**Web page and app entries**
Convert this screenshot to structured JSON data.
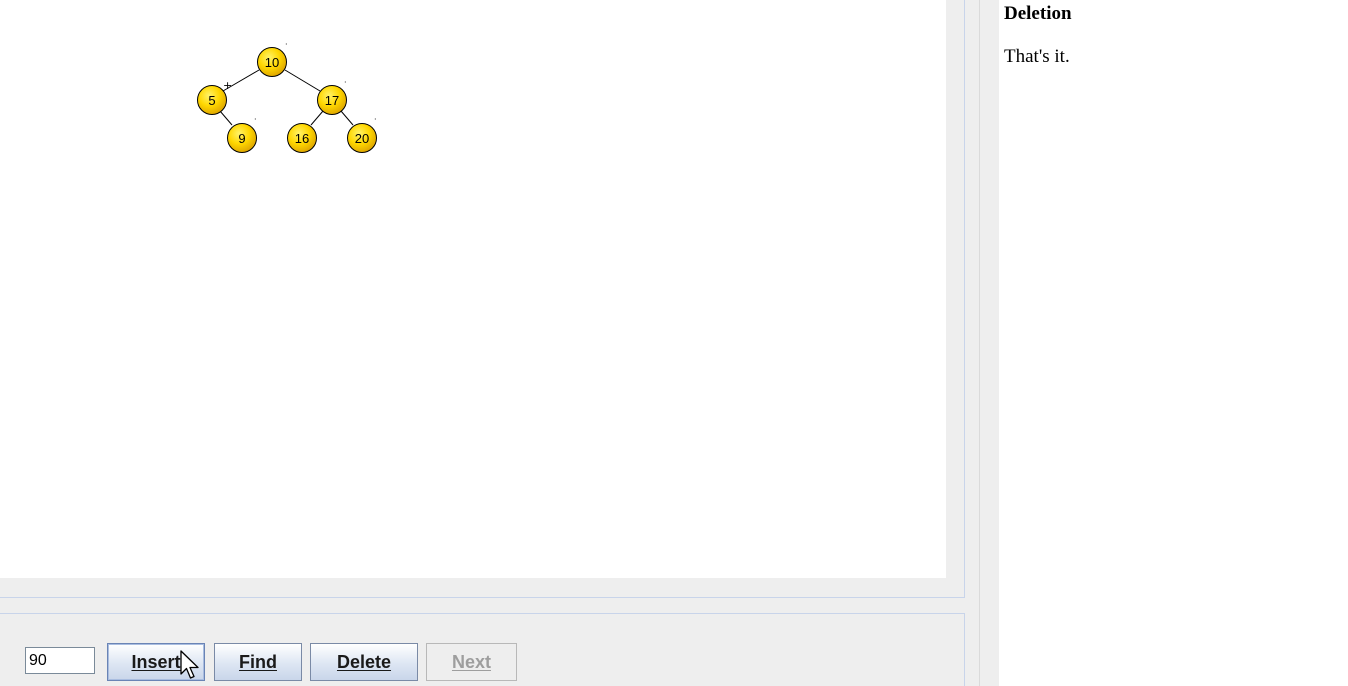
{
  "tree": {
    "nodes": [
      {
        "id": "n10",
        "label": "10"
      },
      {
        "id": "n5",
        "label": "5"
      },
      {
        "id": "n17",
        "label": "17"
      },
      {
        "id": "n9",
        "label": "9"
      },
      {
        "id": "n16",
        "label": "16"
      },
      {
        "id": "n20",
        "label": "20"
      }
    ],
    "node_color": "#ffd700",
    "edge_color": "#000000"
  },
  "controls": {
    "input_value": "90",
    "insert_label": "Insert",
    "find_label": "Find",
    "delete_label": "Delete",
    "next_label": "Next",
    "next_enabled": false
  },
  "help": {
    "title": "Deletion",
    "text": "That's it."
  }
}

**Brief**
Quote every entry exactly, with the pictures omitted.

**Expected answer**
Convert this screenshot to structured JSON data.
{
  "tree": {
    "nodes": [
      {
        "id": "n10",
        "label": "10"
      },
      {
        "id": "n5",
        "label": "5"
      },
      {
        "id": "n17",
        "label": "17"
      },
      {
        "id": "n9",
        "label": "9"
      },
      {
        "id": "n16",
        "label": "16"
      },
      {
        "id": "n20",
        "label": "20"
      }
    ],
    "node_color": "#ffd700",
    "edge_color": "#000000"
  },
  "controls": {
    "input_value": "90",
    "insert_label": "Insert",
    "find_label": "Find",
    "delete_label": "Delete",
    "next_label": "Next",
    "next_enabled": false
  },
  "help": {
    "title": "Deletion",
    "text": "That's it."
  }
}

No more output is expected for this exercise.